This Easter, 15 students will be undertaking fieldwork in Amazon wildlife conservation, permaculture, and sustainable land management in Ecuador, and seven students will be conducting African savannah ecology fieldwork in Eswatini.
The Turing scheme is a new UK government scheme, launched in April 2021, that supports Global Britain and provides funding for international opportunities in education and training across the world. Specifically for further education and vocational education, this scheme looks to provide practical training within different vocational and academic subject areas in the context of another country and culture.
It aims to give learners a unique experience and develop new partnerships and international links. It is a life-changing opportunity to get hands-on experience in a new environment that will benefit their CVs. The skills they gain will bring a unique perspective to their work and help them stand out from the crowd.
Students travelling to Ecuador will be working with a conservation program based in the Amazon rainforest, which focuses on the rescue and release of wild animals recovered by the authorities from wildlife trafficking and domestic situations.
Working alongside veterinary professionals and zoologists, the group will spend a week working at a wildlife rescue sanctuary and another week at a field research station, learning about wildlife and habitat conservation issues.
Inigo Bruce, 26, from Lancaster, said:
“This will be an amazing opportunity, and I’m extremely excited to be given a chance to experience a whole new culture while working in the field. I’m more than grateful to be going on this adventure of a lifetime!”
Ciara Towers, 16, from Barrow-in-Furness, said:
“I am so excited and thankful to be able to go on this upcoming trip. I really think it will help with my education and knowledge of animals.”
Other students will be based on a reserve in the Cloud Forest region of Ecuador’s Andes. They will participate in a training course focused on sustainable farming, agricultural practices and environmentally sustainable land management techniques.
Katie MacDonald, 17, from Penrith, said:
“It will be amazing to immerse myself in another culture and visit the 2nd highest city in the world!”

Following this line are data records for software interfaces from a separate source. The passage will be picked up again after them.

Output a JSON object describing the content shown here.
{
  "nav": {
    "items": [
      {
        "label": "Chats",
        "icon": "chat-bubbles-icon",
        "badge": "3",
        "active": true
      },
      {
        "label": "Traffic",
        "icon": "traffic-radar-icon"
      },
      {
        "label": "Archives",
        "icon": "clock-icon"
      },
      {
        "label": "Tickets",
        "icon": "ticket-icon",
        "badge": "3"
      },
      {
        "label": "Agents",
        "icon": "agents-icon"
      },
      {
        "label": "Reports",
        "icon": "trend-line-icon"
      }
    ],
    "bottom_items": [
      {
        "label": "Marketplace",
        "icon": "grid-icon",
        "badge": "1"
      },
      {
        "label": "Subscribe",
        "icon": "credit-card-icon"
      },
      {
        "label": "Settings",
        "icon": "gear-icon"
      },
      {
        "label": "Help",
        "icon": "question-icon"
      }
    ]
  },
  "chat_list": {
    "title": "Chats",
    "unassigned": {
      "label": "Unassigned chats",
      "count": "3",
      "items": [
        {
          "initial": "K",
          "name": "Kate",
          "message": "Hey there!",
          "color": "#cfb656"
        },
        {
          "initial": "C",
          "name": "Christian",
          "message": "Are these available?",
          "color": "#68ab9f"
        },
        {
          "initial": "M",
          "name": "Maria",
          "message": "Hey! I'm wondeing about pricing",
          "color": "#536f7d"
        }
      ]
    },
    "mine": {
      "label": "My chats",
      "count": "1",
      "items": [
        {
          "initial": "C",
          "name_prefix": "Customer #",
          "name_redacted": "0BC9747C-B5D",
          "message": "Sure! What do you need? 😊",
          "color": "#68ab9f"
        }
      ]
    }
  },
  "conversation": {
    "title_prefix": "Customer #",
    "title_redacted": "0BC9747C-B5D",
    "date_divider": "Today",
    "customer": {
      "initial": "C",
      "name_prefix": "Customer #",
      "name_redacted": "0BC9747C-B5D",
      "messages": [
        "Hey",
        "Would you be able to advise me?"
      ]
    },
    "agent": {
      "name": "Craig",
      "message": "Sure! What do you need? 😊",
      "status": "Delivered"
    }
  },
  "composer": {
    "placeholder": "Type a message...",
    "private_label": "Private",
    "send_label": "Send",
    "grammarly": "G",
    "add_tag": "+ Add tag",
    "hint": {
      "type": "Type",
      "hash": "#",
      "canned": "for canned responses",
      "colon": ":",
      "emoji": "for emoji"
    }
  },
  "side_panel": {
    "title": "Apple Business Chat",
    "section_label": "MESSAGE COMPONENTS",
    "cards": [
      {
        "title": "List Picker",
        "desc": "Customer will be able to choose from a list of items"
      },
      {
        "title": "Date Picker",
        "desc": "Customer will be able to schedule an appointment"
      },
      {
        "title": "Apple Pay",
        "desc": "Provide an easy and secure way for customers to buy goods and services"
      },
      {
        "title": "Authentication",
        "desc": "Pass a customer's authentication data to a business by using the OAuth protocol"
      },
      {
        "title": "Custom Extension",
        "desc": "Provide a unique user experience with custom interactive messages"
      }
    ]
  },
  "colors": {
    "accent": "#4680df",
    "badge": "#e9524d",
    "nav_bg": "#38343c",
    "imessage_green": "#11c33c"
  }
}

Students travelling to Eswatini will join a research station in Mbuluzi Game reserve, focusing on African Savannah conservation. They will train in research techniques and land management. Living at the research station, in one of the world’s biodiversity hotspots, students will participate in monitoring, reptile and avian research and training with local Swazi environmental scientists.
Sarah Neill, Lecturer in Animal Management who is accompanying the students to the Amazon, said:
“This is such an amazing opportunity for our learners. They will experience different cultures and astonishing wild places first-hand, put the theory and knowledge they have learned in the classroom into practice, utilise their skills in the field, and work alongside professionals in different communities in key vocational areas.
These trips will really inspire our students to kickstart their conservation careers!”